And a written speech makes the speaker sound smart, articulate, leaderly. (Is leaderly even a word?)

On the minus side, writing a speech is time-consuming. It’s expensive, if you don’t write it yourself. And it’s difficult to get right. (Not many people have the training or experience needed to write one).

Also, few speakers have the ability to read a script without sounding stiff and overly formal.

The Plusses and Minuses of Speaking from Talking Points

Talking points are a list of the most important information and ideas—summarized in a phrase or short sentence—concerning the topic of the speech.

The biggest plus of talking points is efficiency. It takes several hours, sometimes many days, to write a speech. You can throw together a list of talking points in the morning and be ready to speak by lunchtime.

And when you speak from talking points, you sound, well, unscripted. Given todays political and cultural climate, audiences think they’re hearing the real you.

The main minus of relying on talking points is that, well, you should unscripted. Unless you’re an accomplished, articulate speaker, your speeches will sound like an ordinary, everyday conversation: rambling, unfocused, and lacking any clear direction.

What’s the alternative to speaking from a script or from talking points?

What if you don’t have the time to put into writing a speech but you want something more focused and purposeful than talking points?

I recommend using what I call “soft scripting.”

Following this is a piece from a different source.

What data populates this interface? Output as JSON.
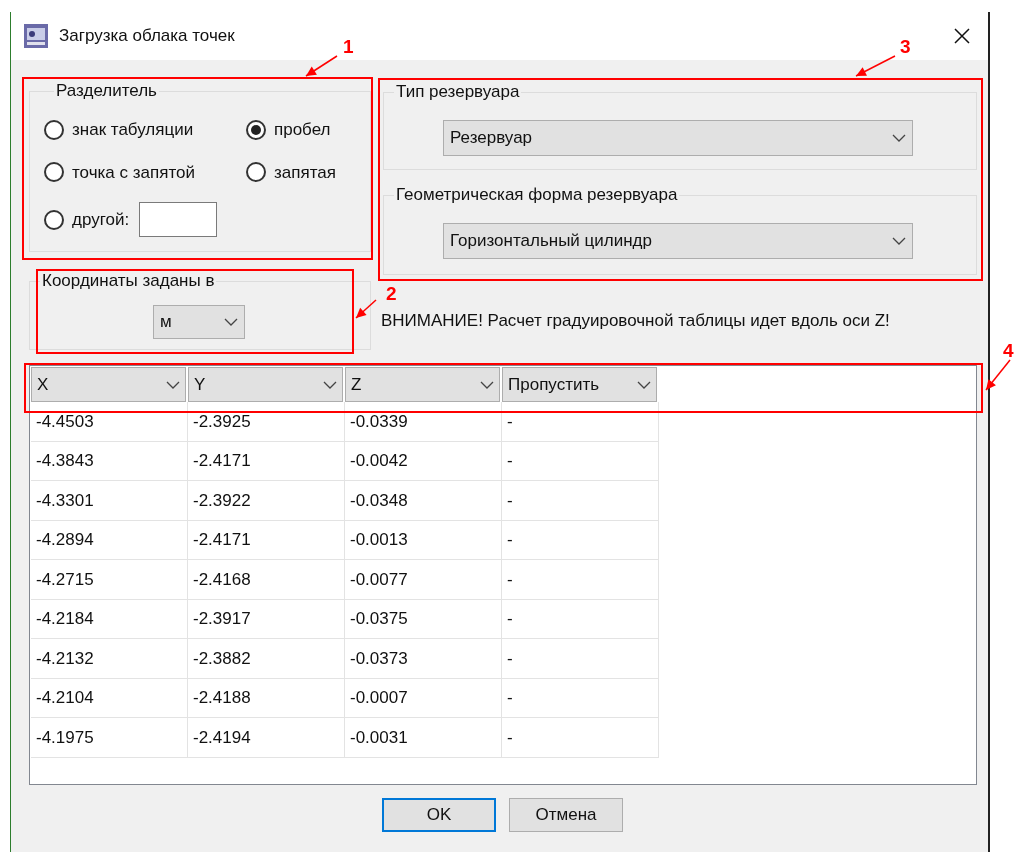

A soft script is hybrid. It has elements of a fully written script, but it looks like a list of talking points.

A soft script is a very detailed outline—maybe two pages long—with a very clear structure:

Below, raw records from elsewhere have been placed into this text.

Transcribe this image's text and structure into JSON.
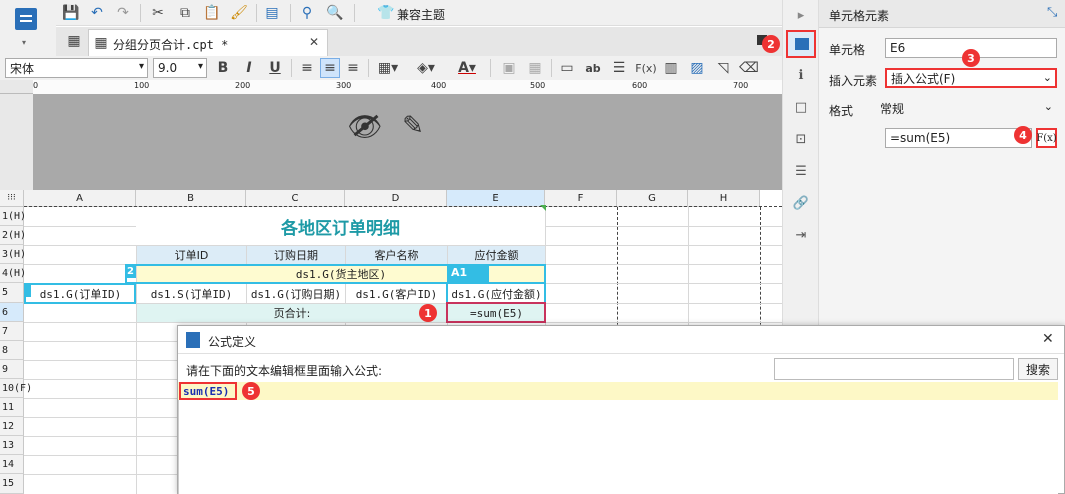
{
  "toolbar": {
    "theme_label": "兼容主题"
  },
  "tab": {
    "title": "分组分页合计.cpt *",
    "close": "✕"
  },
  "format": {
    "font": "宋体",
    "size": "9.0"
  },
  "ruler": {
    "ticks": [
      "0",
      "100",
      "200",
      "300",
      "400",
      "500",
      "600",
      "700"
    ]
  },
  "columns": [
    "A",
    "B",
    "C",
    "D",
    "E",
    "F",
    "G",
    "H"
  ],
  "rows": [
    "1(H)",
    "2(H)",
    "3(H)",
    "4(H)",
    "5",
    "6",
    "7",
    "8",
    "9",
    "10(F)",
    "11",
    "12",
    "13",
    "14",
    "15"
  ],
  "cells": {
    "title": "各地区订单明细",
    "h_order_id": "订单ID",
    "h_order_date": "订购日期",
    "h_customer": "客户名称",
    "h_amount": "应付金额",
    "r4": "ds1.G(货主地区)",
    "a5": "ds1.G(订单ID)",
    "b5": "ds1.S(订单ID)",
    "c5": "ds1.G(订购日期)",
    "d5": "ds1.G(客户ID)",
    "e5": "ds1.G(应付金额)",
    "b6": "页合计:",
    "e6": "=sum(E5)",
    "flag_a1": "A1",
    "flag_2": "2",
    "flag_1": "1"
  },
  "panel": {
    "header": "单元格元素",
    "cell_label": "单元格",
    "cell_value": "E6",
    "insert_label": "插入元素",
    "insert_value": "插入公式(F)",
    "format_label": "格式",
    "format_value": "常规",
    "formula_value": "=sum(E5)",
    "fx": "F(x)"
  },
  "dialog": {
    "title": "公式定义",
    "prompt": "请在下面的文本编辑框里面输入公式:",
    "search_btn": "搜索",
    "formula": "sum(E5)"
  },
  "badges": [
    "1",
    "2",
    "3",
    "4",
    "5"
  ]
}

  • an introduction that captures people’s interest and gives an overview of what’s to come;
  • three to five main points that explain, substantiate, and illustrate the speech’s main idea; and
  • a conclusion that issues a call to and an impetus for action.

It captures in writing carefully crafted phrases and sentences that are meant to be spoken word for word.

A soft script takes more time to create than a list of talking points, but less time to write than a script. It makes speakers sound smart and spontaneous. And it presents a clear and persuasive argument without wasting time or an audience’s attention.

Can speeches provoke violence? In a word: yes.

The goal of a speech is to move people to action.

A speech may educate and inform, entertain and amuse audiences. But it does so as a means to an end. And that end is action.

The action inspired by a speech may be noble and ennobling.

Speeches have inspired people and nations to work on behalf of the abolition of slavery, women’s equality, the rights of labor, civil rights, resistance to tyranny, environmental protection, the peaceful resolution of disputes.

But the action inspired by a speech may be — and often has been — violent.

Speeches have roused audiences — en masse or as individuals — to riot, to rampage, to lynch, to bomb, to burn, to assault.

To provoke violence — either immediate and specific violence, or unspecified violence — a speech has to do three things:

  1. Demonize “Them”
    Violent-provoking speeches always identify an enemy: the cause of our suffering, the source of all that is wrong with this world. “They” are different from us: of a different race or ethnicity, religion, gender, or sexual orientation. They are threatening our way of life, our jobs, our rights and prerogatives.
  2. Rouse Passion
    Violent-provoking speeches justify and inflame an audience’s anger, rage, and resentment. Reason and logic incline people to think more than to act; they are to be avoided. Passion moves people to action. And the more intense the passion, the greater the potential for violence.
  3. Justify Violence
    Violent-provoking speeches make violence reasonable and righteous. “They” have attacked us and all that we hold dear. We are the victims. We have the right — even the obligation — to fight back.

To deny that speeches can provoke violence, you have to deny the evidence of history, all the times that speeches have directly and indirectly roused audiences to violence.

And to deny that speeches can provoke violence, you have to deny that they can set people to work for a worthy cause.

On a related but separate issue, you might want to read Is Violent Speech a Right?

Related Posts Plugin for WordPress, Blogger...